Is Diesel Making a Comeback?
Posted by: Lydia on 9/05/2018
Electric and hybrid vehicles have become a common sight on our roads, and before too long we’ll see self-driving cars, too. It’s always exciting to see new technology, but the trends are not one-way traffic. Car manufacturers are constantly revisiting existing tech, and Aussies are once again looking at tried-and-true vehicles.
Recent years have seen growth in the number of diesel vehicles. In 2012, diesel accounted for just 15.9% of the vehicles on our roads; as of 2017, that number jumped to 22.2%. This is somewhat surprising in an era where sustainability is highly prized. So is a diesel comeback in the cards? And if not, what’s behind this trend?
Diesel on the downslide
It’s not breaking news to say that recent years have been rough on the traditional auto engine. Not only is our world rapidly shifting towards cleaner and greener technology, but entrepreneurs like Elon Musk have made cars like Tesla cool. In doing so, they’ve signalled that the days of the traditional diesel-powered vehicle are numbered.
There have been other issues at play, too. Sure, a major manufacturer like Volkswagen coming out to champion diesel has delivered it some runs on the board, but VW is still struggling with the bad taste they left in consumers’ mouths with their emissions scandal in 2015. This makes the popularity of diesel even more surprising, but there’s actually a reason.
Better fuel economy
A big part of diesel’s appeal is that it delivers better fuel economy. Over 100 kms, petrol vehicles will consume an average of 10.6 litres of fuel, while diesels will do the same distance on a straight 10.0. Other fuel types like LPG need an average of 11 litres to go 100 kms.
Right now, electric cars are delivering some incredible innovation and progress, but they cannot yet deliver the kilometres required to satisfy long journeys. From Sunday drivers to long-haul truckers, an electric vehicle has yet to come on the market that will meet their needs, or do so at a reasonable price point.
Over time, this will change, especially as the capacity of electric vehicles grows and charging stations pop up around Australia, but for now, diesel wins the day in the mileage wars.
Unique diesel vehicles
Throughout history, many diesel vehicles have made their mark on everything from car racing to pop culture. The times may be a changin’, but the affection many car enthusiasts have for these iconic vehicles won’t just disappear overnight.
Vehicles like the Audi 100 TDI, Austin Rover Montego, and BMW E36 (with a special diesel design winning the 1998 24 Hours Nürburgring race) have all written a page in the history of cars. And because of their diesel connection, they still have a special appeal today. Everyone understands the need to go green, but it’s not hard to see why people retain a love for unique cars.

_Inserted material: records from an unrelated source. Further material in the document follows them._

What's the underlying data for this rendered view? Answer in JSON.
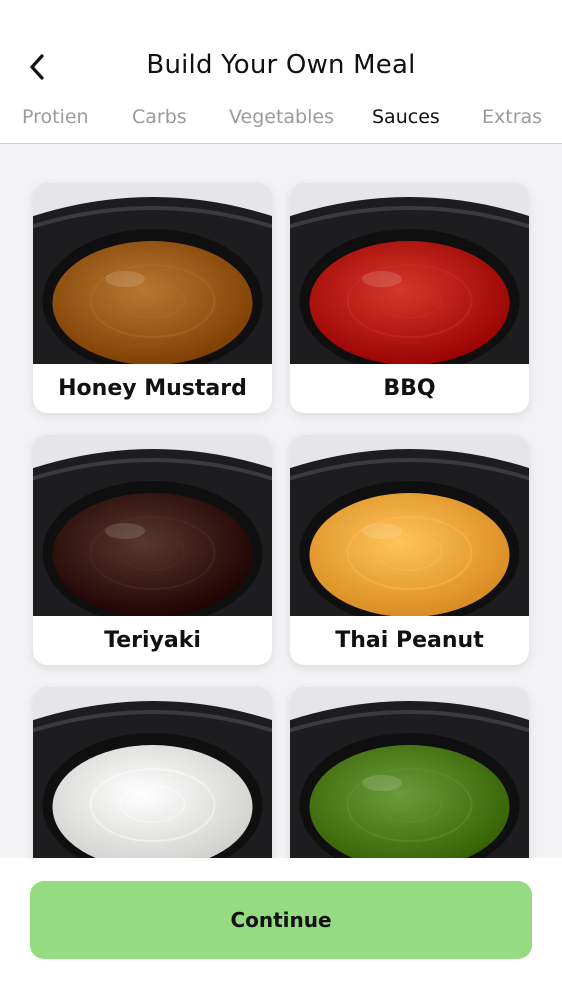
{
  "header": {
    "title": "Build Your Own Meal",
    "back_icon": "chevron-left-icon"
  },
  "tabs": [
    {
      "label": "Protien",
      "active": false
    },
    {
      "label": "Carbs",
      "active": false
    },
    {
      "label": "Vegetables",
      "active": false
    },
    {
      "label": "Sauces",
      "active": true
    },
    {
      "label": "Extras",
      "active": false
    }
  ],
  "sauces": [
    {
      "name": "Honey Mustard",
      "color": "#9a5a14"
    },
    {
      "name": "BBQ",
      "color": "#b51a0c"
    },
    {
      "name": "Teriyaki",
      "color": "#3a1a0e"
    },
    {
      "name": "Thai Peanut",
      "color": "#f4a63c"
    },
    {
      "name": "",
      "color": "#ecebe8"
    },
    {
      "name": "",
      "color": "#4f7d1e"
    }
  ],
  "footer": {
    "continue_label": "Continue",
    "button_color": "#95db81"
  }
}
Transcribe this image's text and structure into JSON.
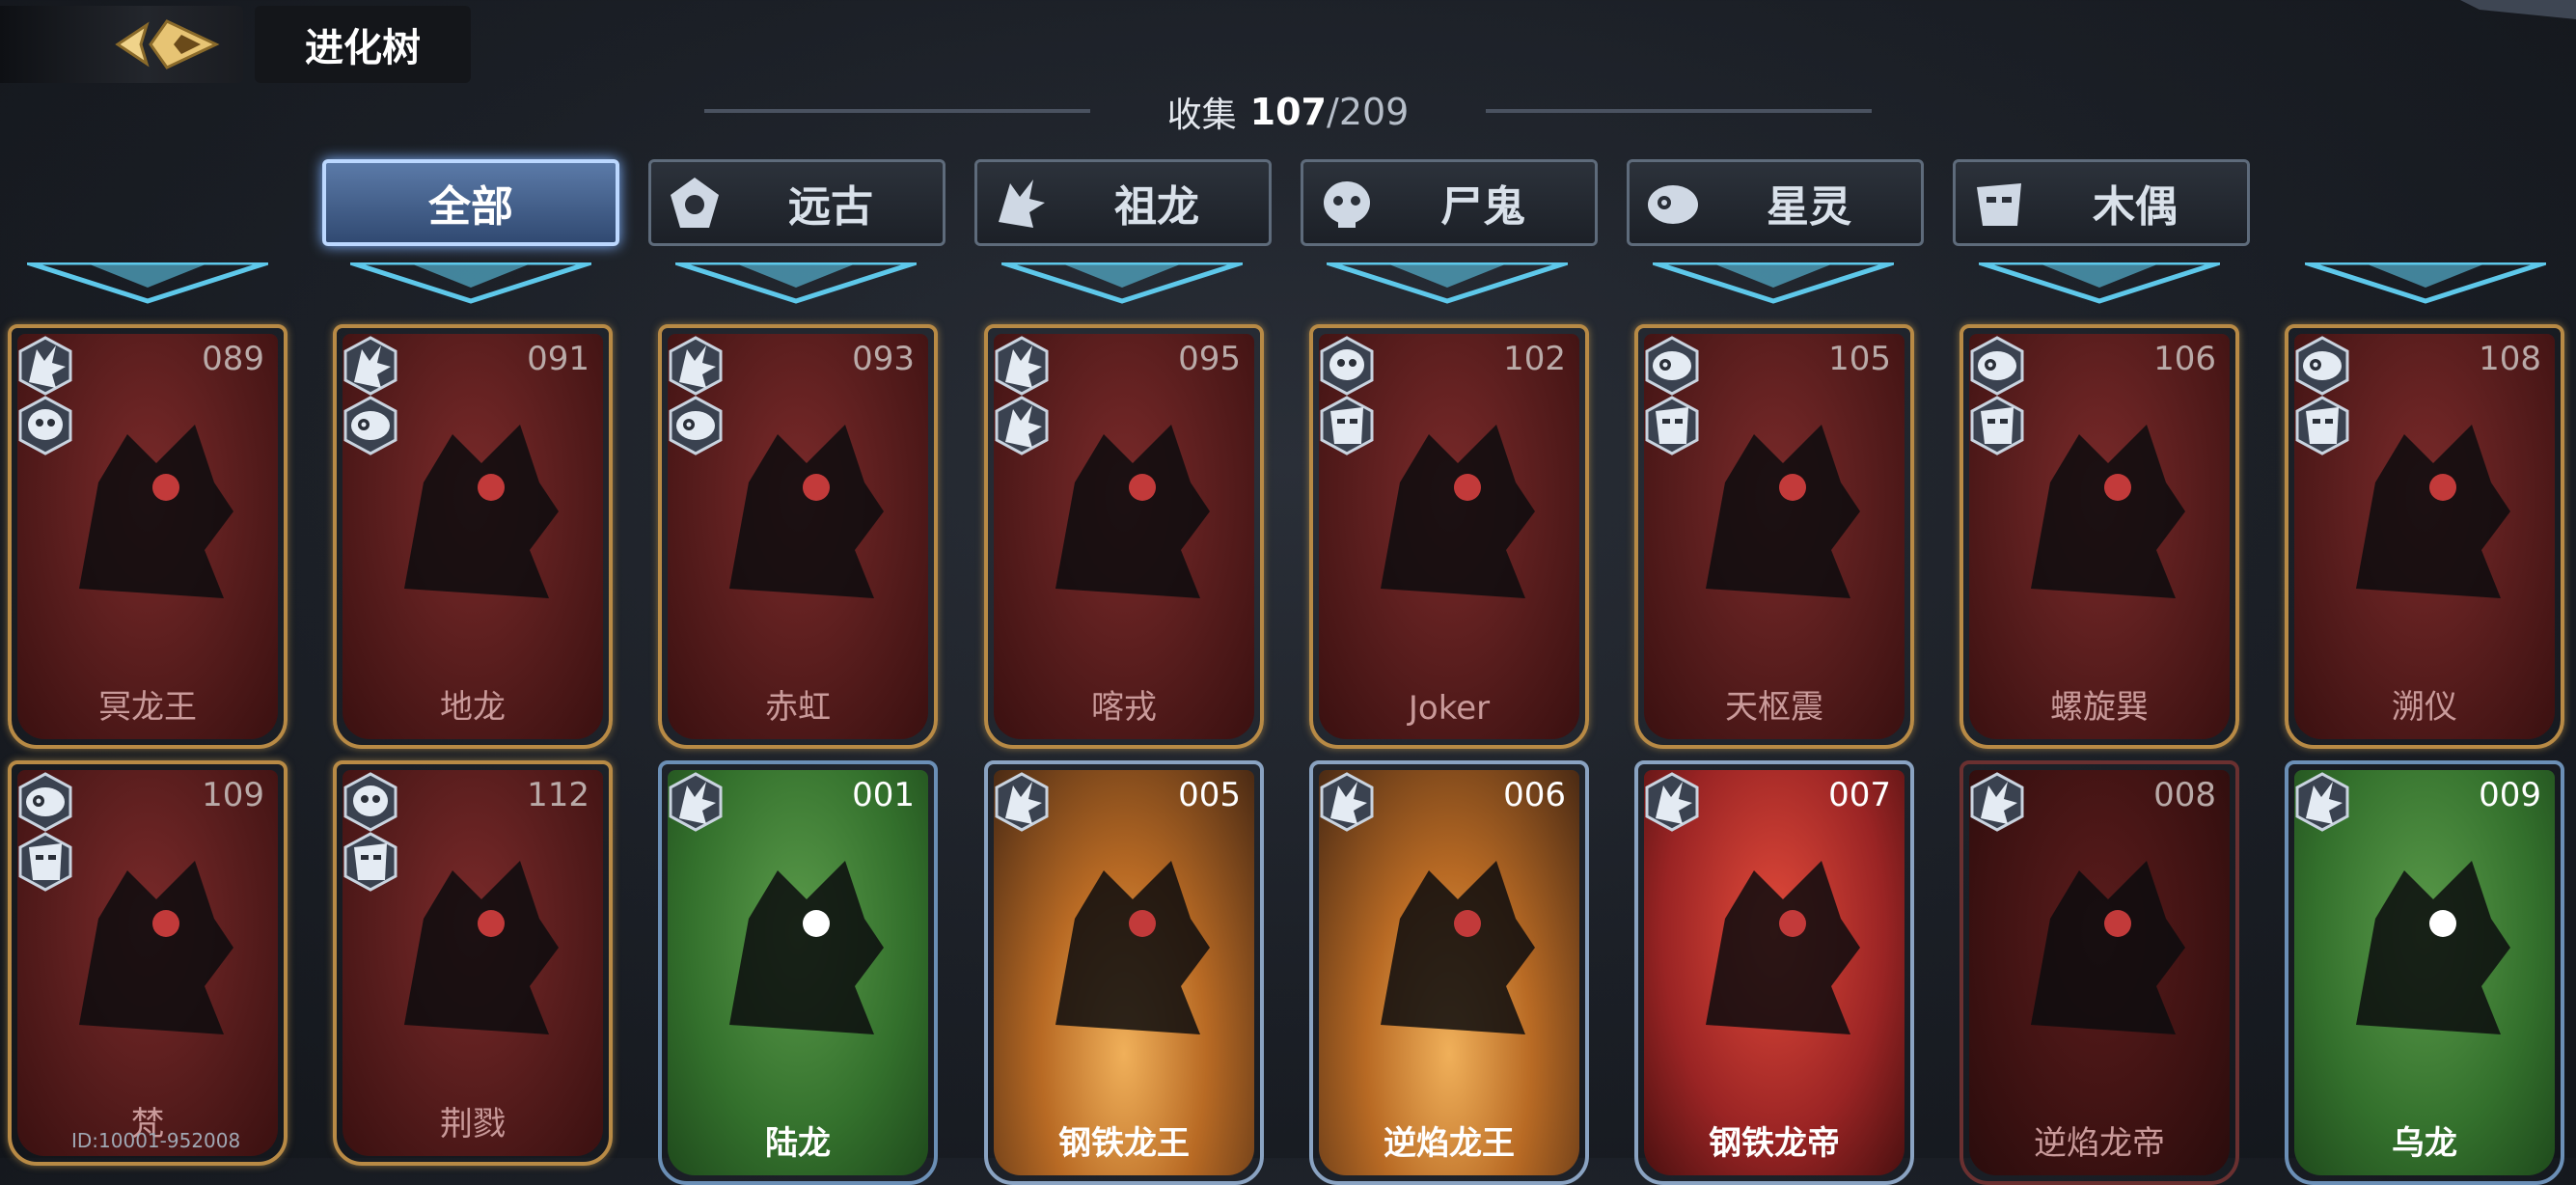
{
  "header": {
    "title": "进化树"
  },
  "collection": {
    "label": "收集",
    "collected": "107",
    "separator": "/",
    "total": "209"
  },
  "tabs": [
    {
      "label": "全部",
      "active": true,
      "icon": "none"
    },
    {
      "label": "远古",
      "active": false,
      "icon": "ancient-icon"
    },
    {
      "label": "祖龙",
      "active": false,
      "icon": "dragon-icon"
    },
    {
      "label": "尸鬼",
      "active": false,
      "icon": "ghoul-icon"
    },
    {
      "label": "星灵",
      "active": false,
      "icon": "star-spirit-icon"
    },
    {
      "label": "木偶",
      "active": false,
      "icon": "puppet-icon"
    }
  ],
  "cards": [
    {
      "number": "089",
      "name": "冥龙王",
      "style": "red",
      "badges": [
        "dragon-icon",
        "ghoul-icon"
      ]
    },
    {
      "number": "091",
      "name": "地龙",
      "style": "red",
      "badges": [
        "dragon-icon",
        "star-spirit-icon"
      ]
    },
    {
      "number": "093",
      "name": "赤虹",
      "style": "red",
      "badges": [
        "dragon-icon",
        "star-spirit-icon"
      ]
    },
    {
      "number": "095",
      "name": "喀戎",
      "style": "red",
      "badges": [
        "dragon-icon",
        "dragon-icon"
      ]
    },
    {
      "number": "102",
      "name": "Joker",
      "style": "red",
      "badges": [
        "ghoul-icon",
        "puppet-icon"
      ]
    },
    {
      "number": "105",
      "name": "天枢震",
      "style": "red",
      "badges": [
        "star-spirit-icon",
        "puppet-icon"
      ]
    },
    {
      "number": "106",
      "name": "螺旋巽",
      "style": "red",
      "badges": [
        "star-spirit-icon",
        "puppet-icon"
      ]
    },
    {
      "number": "108",
      "name": "溯仪",
      "style": "red",
      "badges": [
        "star-spirit-icon",
        "puppet-icon"
      ]
    },
    {
      "number": "109",
      "name": "梵",
      "style": "red",
      "badges": [
        "star-spirit-icon",
        "puppet-icon"
      ]
    },
    {
      "number": "112",
      "name": "荆戮",
      "style": "red",
      "badges": [
        "ghoul-icon",
        "puppet-icon"
      ]
    },
    {
      "number": "001",
      "name": "陆龙",
      "style": "green",
      "badges": [
        "dragon-icon"
      ]
    },
    {
      "number": "005",
      "name": "钢铁龙王",
      "style": "gold",
      "badges": [
        "dragon-icon"
      ]
    },
    {
      "number": "006",
      "name": "逆焰龙王",
      "style": "gold",
      "badges": [
        "dragon-icon"
      ]
    },
    {
      "number": "007",
      "name": "钢铁龙帝",
      "style": "crimson",
      "badges": [
        "dragon-icon"
      ]
    },
    {
      "number": "008",
      "name": "逆焰龙帝",
      "style": "darkred",
      "badges": [
        "dragon-icon"
      ]
    },
    {
      "number": "009",
      "name": "乌龙",
      "style": "green",
      "badges": [
        "dragon-icon"
      ]
    }
  ],
  "footer": {
    "player_id": "ID:10001-952008"
  },
  "colors": {
    "active_tab": "#4a6a9a",
    "card_gold_border": "#b88a45",
    "chevron": "#5ec8ea"
  }
}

Beyond this, certain vehicles like SUVs and 4WDs have gravitated to diesel, given that they’re frequently used to drive long distances. Not only is the fuel popular, but demand for car brands to keep delivering the same type of fuel economy is strong, too. This has meant that making a quick and simple shift from diesel to another fuel type hasn’t been easy.
The green diesel myth
In considering the popularity of diesel, it’s important to keep in mind that many buyers have bought a diesel vehicle thinking better fuel consumption means it’s a greener option. There’s a good argument for this, as ultimately the less fuel used to power our cars each trip is a good thing for the environment. But on the other hand, the data shows that diesel fuel is actually worse overall for the environment. Compared to petrol’s 2.31kg CO₂/litre, diesel produces 2.68kg CO₂/litre. So, it’s a bit of a gray area in terms of its overall impact.
Diesels aren’t going anywhere
Even if diesel is not quite making a huge comeback across the board, such vehicles will still be on our roads for many years. Whether manufacturers continue to produce diesel vehicles in the future or not, they won’t disappear altogether, and the second-hand market will remain strong for some time.
While it’s possible that higher taxes on diesels - or at least government incentives to go green - will be introduced, ultimately nobody is going to force diesel drivers to hand over the keys to their car. They’ll continue to be driven as they are now.
When the smoke clears
For long-time diesel fans, it's understandable that they may feel a bit sad that the heyday of diesel may be coming to an end. But the pros clearly outweigh the cons. Not only are newer cars going to be cleaner and greener, but also really innovative and exciting. However you look at it, more choice and diversity in the market is always a great thing for car fans who love all things on four wheels.
So if you’re shedding tears over your diesel joining the dodo bird, you might find solace in checking out an electric car. Give one a go and take it for a test drive. Some of them are incredibly powerful - they’re fun to drive and are sure to bring a smile to your face. If that’s not quite your thing, there are so many new vehicles coming to market every year, you’re sure to find one that will make your daily commute a fun experience.
What are your views on the popularity of diesel vehicles in Australia right now? Let us know in the comments below: